Cycling Plus reader Rob Smale shares just how important it is for men to talk about their mental health and seek help when in crisis

Cycling Plus Rob Smale Gets ready to rise a sportive

Cycling Plus reader Rob Smale – a member of our Get Britain Riding team – shares how important it is for men to talk about their mental health and seek help when in crisis.


Statistics show that men are three times more likely than women to die by suicide. Recently middle-aged men have become the age group that are at highest risk and more likely to take their own life.

Earlier this summer I wrote about my experiences and how I use cycling to help me cope with my mental health issues. I lost my marriage, my business and my home and attempted to end my life just under three years ago.

It’s been a hard road back but since May this year I’ve covered 2100km on the Kent roads; registered to take part in a three day/200 mile Ride for Life to raise money for East Anglia’s Children’s Hospices (www.justgiving.co/Rob-Smale) at the end of September and last weekend completed my first 85 mile sportive in Kent.

I would encourage every man to speak up and say something if they have concerns about their mental health. Talking can save so many lives. I reached out and got help. I am now embracing my experience to help others in a similar situation.

Suicide prevention campaigns are now focusing on men because research shows that problems such as debt, relationship breakdown, stress and feeling of hopelessness, guilt and anger can all cause immense pressure. If you think a mate is taking strain you don’t have to be a paid mental health professional to ask him how he is or invite him on a ride to clear his head.

Getting out on my bike has given me something to focus on, given me a sense of control and encouraged me to take on challenges. If I can keep grinding away till I reach the top of the hill and drag my fat butt out of the front door I’m winning

If you know anyone who is feeling the pressure, you can contact the Samaritans on 116 123, in Kent, my county, the local authority has launched the Release the Pressure campaign and many other local mental health trusts have similar schemes, while Mental Health Matters also runs a number of confidential helplines.

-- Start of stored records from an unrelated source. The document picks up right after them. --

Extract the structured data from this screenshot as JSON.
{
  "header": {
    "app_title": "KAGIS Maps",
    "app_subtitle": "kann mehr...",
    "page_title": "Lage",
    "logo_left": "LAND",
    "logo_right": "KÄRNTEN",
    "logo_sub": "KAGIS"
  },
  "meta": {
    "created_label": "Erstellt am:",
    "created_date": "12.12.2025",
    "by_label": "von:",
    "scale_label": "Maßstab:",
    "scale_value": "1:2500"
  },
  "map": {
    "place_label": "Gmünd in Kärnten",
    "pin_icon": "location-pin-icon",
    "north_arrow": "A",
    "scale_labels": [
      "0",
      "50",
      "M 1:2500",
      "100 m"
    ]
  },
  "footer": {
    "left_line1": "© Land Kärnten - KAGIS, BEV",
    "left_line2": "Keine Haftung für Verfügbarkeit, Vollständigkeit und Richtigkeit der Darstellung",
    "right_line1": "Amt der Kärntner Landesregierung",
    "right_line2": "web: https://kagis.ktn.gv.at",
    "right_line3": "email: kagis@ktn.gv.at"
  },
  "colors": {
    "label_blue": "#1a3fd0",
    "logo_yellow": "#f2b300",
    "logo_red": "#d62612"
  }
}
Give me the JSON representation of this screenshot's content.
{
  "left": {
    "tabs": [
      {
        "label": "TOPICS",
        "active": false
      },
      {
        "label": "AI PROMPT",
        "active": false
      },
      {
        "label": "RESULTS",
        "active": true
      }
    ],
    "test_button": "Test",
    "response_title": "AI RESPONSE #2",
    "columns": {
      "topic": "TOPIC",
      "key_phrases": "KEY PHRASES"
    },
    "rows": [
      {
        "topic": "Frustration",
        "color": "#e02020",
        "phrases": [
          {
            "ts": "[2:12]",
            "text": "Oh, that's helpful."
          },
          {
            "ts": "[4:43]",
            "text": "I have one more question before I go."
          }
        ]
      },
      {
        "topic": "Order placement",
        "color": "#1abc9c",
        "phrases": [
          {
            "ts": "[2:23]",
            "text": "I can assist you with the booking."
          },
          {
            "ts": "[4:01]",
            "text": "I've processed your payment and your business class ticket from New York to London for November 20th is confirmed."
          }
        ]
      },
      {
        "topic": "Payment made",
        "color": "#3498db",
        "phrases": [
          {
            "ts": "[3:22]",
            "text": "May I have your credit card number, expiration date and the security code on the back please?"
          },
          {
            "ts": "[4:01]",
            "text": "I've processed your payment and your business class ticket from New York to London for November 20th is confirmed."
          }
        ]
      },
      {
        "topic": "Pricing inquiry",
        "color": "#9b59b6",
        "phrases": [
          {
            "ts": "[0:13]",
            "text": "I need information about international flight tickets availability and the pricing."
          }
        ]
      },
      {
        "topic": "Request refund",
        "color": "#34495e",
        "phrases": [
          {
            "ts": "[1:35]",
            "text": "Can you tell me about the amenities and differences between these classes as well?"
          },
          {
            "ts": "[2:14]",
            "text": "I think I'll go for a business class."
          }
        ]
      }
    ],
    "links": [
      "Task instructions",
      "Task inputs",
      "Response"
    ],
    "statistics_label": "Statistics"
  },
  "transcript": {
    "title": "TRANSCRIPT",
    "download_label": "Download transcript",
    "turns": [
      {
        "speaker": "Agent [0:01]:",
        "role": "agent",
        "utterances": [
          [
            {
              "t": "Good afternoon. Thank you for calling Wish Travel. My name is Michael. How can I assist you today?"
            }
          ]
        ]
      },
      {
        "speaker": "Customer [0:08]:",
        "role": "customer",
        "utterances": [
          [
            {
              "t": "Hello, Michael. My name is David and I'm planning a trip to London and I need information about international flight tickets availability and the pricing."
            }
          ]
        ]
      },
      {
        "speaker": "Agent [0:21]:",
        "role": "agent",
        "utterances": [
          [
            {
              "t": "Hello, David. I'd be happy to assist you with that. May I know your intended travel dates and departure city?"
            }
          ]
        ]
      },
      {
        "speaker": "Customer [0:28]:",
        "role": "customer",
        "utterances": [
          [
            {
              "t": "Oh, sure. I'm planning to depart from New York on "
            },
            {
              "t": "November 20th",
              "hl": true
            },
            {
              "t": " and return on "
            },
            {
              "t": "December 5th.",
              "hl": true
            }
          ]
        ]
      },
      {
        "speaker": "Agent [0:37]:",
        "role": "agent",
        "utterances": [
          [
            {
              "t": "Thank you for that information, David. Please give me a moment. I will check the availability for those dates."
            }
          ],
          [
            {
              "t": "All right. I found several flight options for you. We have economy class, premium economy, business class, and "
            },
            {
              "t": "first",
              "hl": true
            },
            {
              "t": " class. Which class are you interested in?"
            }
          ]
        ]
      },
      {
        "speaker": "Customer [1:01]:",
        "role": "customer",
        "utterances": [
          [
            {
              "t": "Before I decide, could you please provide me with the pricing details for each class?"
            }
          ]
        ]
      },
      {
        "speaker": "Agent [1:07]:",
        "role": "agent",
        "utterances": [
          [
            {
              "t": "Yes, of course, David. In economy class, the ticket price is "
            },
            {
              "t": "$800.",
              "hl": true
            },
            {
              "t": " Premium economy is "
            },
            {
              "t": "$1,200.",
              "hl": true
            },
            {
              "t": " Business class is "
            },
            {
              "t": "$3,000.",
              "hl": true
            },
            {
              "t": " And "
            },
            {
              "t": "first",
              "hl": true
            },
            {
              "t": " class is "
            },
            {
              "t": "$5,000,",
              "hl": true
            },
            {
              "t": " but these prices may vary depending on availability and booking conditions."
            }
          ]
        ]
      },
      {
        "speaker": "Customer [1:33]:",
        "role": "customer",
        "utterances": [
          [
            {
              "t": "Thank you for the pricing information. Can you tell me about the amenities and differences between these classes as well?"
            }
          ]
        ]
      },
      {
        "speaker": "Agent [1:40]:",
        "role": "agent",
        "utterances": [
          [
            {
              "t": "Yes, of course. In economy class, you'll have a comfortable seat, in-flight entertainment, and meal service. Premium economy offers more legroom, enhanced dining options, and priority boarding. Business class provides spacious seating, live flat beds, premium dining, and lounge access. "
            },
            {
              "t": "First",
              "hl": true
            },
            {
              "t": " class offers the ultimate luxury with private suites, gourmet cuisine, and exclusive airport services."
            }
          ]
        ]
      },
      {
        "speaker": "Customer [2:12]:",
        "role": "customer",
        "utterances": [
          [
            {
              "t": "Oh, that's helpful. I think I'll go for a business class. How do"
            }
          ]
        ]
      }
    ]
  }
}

For more information and to read about other men whose lives have been turned around after they found the courage to speak about their problems click here.